From the owner of Sushi Zanmai comes an interpretation of upscale Japanese cuisine. Don’t expect to get away with your American version of Japanese dining: There are no California rolls or edamame — and you have to take your shoes off. It’s only polite.
The tale is multifold: a rigorous historical documentation of a criminal case that saw the courtroom six times, including two drawn out spells at the Supreme Court; a cautiously fictional account of how the characters might have been; and a chronicle of her own plaguing obsession with the evidence of the case — and notable lack thereof.

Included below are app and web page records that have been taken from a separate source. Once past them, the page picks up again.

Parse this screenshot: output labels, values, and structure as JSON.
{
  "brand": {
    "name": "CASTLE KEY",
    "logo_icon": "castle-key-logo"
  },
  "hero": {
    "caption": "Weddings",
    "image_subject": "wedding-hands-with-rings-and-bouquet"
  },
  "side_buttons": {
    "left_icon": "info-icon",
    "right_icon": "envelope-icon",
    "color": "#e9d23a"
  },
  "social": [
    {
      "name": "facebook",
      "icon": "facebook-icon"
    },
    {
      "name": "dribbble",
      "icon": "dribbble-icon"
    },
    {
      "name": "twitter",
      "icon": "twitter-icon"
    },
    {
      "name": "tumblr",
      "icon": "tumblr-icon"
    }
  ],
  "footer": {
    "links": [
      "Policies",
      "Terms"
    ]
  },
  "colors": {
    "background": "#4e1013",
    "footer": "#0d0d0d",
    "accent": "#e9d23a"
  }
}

Technology in public space often comes as bombardment — advertisements — and can be overwhelming. But media artist Jen Lewin, whose work is intended to inspire experimentation and group collaboration, has charted a different relationship between society and technology.
Tucked into an unassuming block on Pearl Parkway — you wouldn’t know unless you investigated — is Front Range Boxing Academy. The out-of-the-way location and rugged appearance create a mystique that blends with a charming grittiness upon entering.
There are tiny fires everywhere. This is one of the first things you will notice about India — the uncountable number of people and the fires trickling haphazardly toward the smoggy sky to keep mosquitoes at bay. I never saw who lit them or who put them out.
Somewhere in an old suitcase, Peggy Markel has a photograph of her father as a young man in the military, breaking bread with Gypsy (also known as Roma) children in Florence, Italy. For her, this image captures what she values about her relationship to food: kinship, adventure and unexpected good stories.
National Geographic photographer Pete McBride, known in his native Colorado for documenting the story of the drying up Colorado River, traveled to central Kenya, in 2012, in pursuit of the legendary water god, Ngai.